• International Society of Exposure Science (ISES); since 2015
• Healthy-Polis: International Consortium of Urban Environmental Health & Sustainability; since 2014
• Active member of the ISEE annual conference Scientific Programme Committee: invited session chair, reviewing and shortlisting of abstracts; since 2013
• International Society for Environmental Epidemiology (ISEE); since 2011.
• The built environment
• Health geography
• Social and environmental justice
• Geographic Information Systems (GIS) and spatial analysis
Smith R, Fecht D, Gulliver J, Beevers SD, Dajnak D, Blangiardo M, Ghosh RE, Hansell AL, Kelly FJ, Anderson HR, Toledano MB. Impact of London's road traffic air and noise pollution on birth weight: retrospective population based cohort study. British Medical Journal. 2017; 359.
Fecht D, Fortunato L, Morley D, Hansell AL, Gulliver J. Associations between urban metrics and mortality rates in England. Environ Health. 2016; 15 Suppl 1:34.
Fecht D, Hansell AL, Morley D, Dajnak D, Vienneau D, Beevers S, Toledano MB, Kelly FJ, Anderson HR, Gulliver J.Spatial and temporal associations of road traffic noise and air pollution in London: Implications for epidemiological studies. Environ Int. 2015; 88:235-42.
Fecht D, Fischer P, Fortunato L, Hoek G, de Hoogh K, Marra M, Kruize H, Vienneau D, Beelen R, Hansell A. Associations between air pollution and socioeconomic characteristics, ethnicity and age profile of neighbourhoods in England and the Netherlands.
Environ Pollut. 2015; 198:201-10.
Anderson S-J, Cherutich P, Kilonzo N, Cremin I, Fecht D, Kimanga D, Harper M, Masha RL, Ngongo PB, Maina W, Dybul M, Hallett TB. Maximising the impact of combination HIV prevention through prioritisation the people and places in greatest need: A modelling study. Lancet. 2014; 384:249-56.
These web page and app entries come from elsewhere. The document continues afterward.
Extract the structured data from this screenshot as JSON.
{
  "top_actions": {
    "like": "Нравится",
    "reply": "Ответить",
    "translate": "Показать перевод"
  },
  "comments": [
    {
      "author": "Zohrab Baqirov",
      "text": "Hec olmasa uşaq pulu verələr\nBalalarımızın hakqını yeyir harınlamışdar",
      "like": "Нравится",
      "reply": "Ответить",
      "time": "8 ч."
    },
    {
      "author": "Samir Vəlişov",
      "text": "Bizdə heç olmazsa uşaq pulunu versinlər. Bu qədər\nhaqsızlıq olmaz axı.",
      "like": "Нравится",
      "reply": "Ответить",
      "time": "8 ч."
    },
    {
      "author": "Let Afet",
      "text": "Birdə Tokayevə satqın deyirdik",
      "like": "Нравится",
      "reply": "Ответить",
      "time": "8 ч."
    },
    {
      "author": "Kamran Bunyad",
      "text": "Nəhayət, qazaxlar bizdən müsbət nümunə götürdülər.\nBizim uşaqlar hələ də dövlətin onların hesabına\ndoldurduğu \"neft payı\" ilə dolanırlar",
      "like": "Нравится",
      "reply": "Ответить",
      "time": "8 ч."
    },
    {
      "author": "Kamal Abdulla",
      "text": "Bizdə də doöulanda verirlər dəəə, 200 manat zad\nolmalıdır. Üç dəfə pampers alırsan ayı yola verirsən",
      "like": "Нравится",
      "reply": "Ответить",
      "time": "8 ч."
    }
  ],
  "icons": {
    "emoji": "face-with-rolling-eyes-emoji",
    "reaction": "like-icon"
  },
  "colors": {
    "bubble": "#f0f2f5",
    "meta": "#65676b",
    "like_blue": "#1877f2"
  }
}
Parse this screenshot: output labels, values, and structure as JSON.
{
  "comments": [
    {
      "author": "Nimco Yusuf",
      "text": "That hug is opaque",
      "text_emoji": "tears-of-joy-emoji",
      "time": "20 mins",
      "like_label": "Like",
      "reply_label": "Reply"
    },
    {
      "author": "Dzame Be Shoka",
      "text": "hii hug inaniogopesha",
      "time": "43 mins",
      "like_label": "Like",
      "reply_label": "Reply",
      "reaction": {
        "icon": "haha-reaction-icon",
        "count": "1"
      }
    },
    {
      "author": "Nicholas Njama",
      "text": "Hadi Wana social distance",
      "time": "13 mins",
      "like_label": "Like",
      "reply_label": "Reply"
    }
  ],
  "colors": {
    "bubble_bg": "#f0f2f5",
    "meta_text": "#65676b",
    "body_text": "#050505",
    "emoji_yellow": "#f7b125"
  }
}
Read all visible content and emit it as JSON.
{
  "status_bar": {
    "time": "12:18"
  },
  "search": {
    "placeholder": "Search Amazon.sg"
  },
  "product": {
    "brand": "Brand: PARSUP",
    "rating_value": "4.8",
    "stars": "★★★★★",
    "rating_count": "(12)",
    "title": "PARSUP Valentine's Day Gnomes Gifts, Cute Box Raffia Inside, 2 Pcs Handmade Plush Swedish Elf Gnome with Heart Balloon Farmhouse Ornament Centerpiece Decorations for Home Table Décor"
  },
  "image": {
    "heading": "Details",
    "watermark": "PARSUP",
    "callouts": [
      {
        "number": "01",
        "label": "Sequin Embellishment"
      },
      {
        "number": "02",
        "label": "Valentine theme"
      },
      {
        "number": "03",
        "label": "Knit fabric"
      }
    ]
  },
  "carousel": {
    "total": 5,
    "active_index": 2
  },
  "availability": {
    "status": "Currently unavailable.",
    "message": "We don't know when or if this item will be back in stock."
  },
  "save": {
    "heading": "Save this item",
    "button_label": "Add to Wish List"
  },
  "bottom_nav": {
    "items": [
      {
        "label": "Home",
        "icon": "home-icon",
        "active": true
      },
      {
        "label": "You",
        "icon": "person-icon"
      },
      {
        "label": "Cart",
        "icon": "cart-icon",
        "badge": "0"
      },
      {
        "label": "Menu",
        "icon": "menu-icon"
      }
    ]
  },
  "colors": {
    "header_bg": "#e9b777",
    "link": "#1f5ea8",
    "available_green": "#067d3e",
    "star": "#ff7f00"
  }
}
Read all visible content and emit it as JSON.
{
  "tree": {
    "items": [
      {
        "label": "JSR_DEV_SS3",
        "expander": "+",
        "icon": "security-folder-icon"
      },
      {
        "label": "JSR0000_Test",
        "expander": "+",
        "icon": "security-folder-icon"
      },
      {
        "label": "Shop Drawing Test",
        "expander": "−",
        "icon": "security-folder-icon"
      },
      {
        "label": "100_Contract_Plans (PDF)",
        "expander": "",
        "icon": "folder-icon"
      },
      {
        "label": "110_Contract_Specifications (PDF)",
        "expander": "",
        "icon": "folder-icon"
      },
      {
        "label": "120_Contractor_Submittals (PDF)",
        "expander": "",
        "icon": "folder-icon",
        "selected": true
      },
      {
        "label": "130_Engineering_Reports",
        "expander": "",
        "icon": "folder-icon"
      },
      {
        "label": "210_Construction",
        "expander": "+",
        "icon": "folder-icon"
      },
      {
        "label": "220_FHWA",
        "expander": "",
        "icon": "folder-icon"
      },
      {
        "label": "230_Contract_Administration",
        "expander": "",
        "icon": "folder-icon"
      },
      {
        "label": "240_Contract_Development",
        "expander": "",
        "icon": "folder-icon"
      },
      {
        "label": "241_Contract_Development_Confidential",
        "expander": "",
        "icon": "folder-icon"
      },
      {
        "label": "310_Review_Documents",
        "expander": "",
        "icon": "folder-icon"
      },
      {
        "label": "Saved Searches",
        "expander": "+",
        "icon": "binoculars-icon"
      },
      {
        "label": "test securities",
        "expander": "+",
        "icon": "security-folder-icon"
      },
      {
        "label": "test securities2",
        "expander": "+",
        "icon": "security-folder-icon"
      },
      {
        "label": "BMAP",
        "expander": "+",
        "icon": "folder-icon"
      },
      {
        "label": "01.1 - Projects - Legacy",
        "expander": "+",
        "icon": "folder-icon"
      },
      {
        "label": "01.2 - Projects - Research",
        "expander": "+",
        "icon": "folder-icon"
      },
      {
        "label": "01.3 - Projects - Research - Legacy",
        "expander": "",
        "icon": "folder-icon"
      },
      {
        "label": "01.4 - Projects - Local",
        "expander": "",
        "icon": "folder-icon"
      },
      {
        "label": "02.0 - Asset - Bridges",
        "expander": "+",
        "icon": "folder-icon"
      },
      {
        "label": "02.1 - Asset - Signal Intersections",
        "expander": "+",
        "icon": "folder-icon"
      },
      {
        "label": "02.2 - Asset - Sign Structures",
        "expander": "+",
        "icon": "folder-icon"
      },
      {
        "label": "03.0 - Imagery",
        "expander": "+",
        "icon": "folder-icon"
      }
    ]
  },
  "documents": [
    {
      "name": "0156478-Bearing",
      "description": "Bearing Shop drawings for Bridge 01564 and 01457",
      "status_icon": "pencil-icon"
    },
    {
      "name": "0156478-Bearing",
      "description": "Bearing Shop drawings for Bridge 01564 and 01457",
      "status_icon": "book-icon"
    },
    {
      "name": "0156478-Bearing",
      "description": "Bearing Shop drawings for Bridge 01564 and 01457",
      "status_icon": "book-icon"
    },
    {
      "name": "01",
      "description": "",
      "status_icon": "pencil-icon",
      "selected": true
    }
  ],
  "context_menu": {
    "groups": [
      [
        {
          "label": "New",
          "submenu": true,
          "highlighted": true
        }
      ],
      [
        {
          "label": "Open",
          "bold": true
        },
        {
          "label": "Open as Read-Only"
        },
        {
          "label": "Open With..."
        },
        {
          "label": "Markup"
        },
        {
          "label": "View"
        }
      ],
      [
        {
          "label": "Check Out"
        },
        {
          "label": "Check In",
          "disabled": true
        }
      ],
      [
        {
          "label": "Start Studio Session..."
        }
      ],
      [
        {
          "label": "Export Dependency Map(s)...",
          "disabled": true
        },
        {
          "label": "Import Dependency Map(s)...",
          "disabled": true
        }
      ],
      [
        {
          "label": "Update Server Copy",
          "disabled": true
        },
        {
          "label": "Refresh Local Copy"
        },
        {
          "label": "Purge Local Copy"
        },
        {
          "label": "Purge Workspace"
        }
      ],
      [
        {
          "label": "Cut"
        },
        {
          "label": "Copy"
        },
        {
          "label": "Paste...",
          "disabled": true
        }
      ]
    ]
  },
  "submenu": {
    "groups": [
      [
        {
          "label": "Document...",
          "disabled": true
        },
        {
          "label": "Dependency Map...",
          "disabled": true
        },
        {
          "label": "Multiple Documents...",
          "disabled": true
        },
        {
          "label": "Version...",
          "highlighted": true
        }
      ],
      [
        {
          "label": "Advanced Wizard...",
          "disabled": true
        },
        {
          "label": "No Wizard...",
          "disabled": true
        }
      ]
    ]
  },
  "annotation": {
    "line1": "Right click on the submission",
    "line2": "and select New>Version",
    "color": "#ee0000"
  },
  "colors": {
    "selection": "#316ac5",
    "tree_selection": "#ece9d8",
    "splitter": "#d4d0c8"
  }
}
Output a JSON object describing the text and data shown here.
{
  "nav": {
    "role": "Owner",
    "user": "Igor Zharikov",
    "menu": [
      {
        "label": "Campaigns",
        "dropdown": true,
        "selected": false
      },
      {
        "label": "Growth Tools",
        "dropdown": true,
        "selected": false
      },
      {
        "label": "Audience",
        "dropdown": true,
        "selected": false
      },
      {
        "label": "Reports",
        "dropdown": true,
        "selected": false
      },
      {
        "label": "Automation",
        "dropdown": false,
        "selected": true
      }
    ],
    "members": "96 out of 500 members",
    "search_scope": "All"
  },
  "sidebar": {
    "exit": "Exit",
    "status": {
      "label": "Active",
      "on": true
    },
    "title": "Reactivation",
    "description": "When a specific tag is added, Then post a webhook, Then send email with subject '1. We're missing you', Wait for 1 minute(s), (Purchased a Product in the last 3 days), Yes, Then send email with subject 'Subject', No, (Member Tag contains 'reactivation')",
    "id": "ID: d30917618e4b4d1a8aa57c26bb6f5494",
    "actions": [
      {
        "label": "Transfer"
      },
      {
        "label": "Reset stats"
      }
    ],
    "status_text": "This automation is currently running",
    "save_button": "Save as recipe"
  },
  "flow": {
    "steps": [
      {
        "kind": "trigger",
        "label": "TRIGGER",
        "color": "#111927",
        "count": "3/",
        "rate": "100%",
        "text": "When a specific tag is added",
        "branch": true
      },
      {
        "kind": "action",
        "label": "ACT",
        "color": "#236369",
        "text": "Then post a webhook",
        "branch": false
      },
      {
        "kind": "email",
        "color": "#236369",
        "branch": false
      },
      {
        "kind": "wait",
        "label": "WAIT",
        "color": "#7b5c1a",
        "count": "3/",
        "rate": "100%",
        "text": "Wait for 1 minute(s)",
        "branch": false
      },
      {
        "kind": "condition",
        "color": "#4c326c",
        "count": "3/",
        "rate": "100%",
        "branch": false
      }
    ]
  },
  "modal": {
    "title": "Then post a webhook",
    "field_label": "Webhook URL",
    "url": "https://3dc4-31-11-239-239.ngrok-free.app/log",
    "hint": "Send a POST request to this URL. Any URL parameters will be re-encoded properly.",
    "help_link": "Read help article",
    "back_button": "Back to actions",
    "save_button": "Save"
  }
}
Bennett J, Blangiardo M, Fecht D, Elliott P, Ezzati M. Vulnerability to the mortality effects of warm temperature in the districts of England and Wales. Nat Clim Change. 2014; 4:269-73.
Telephone number(s): 020 7594 3314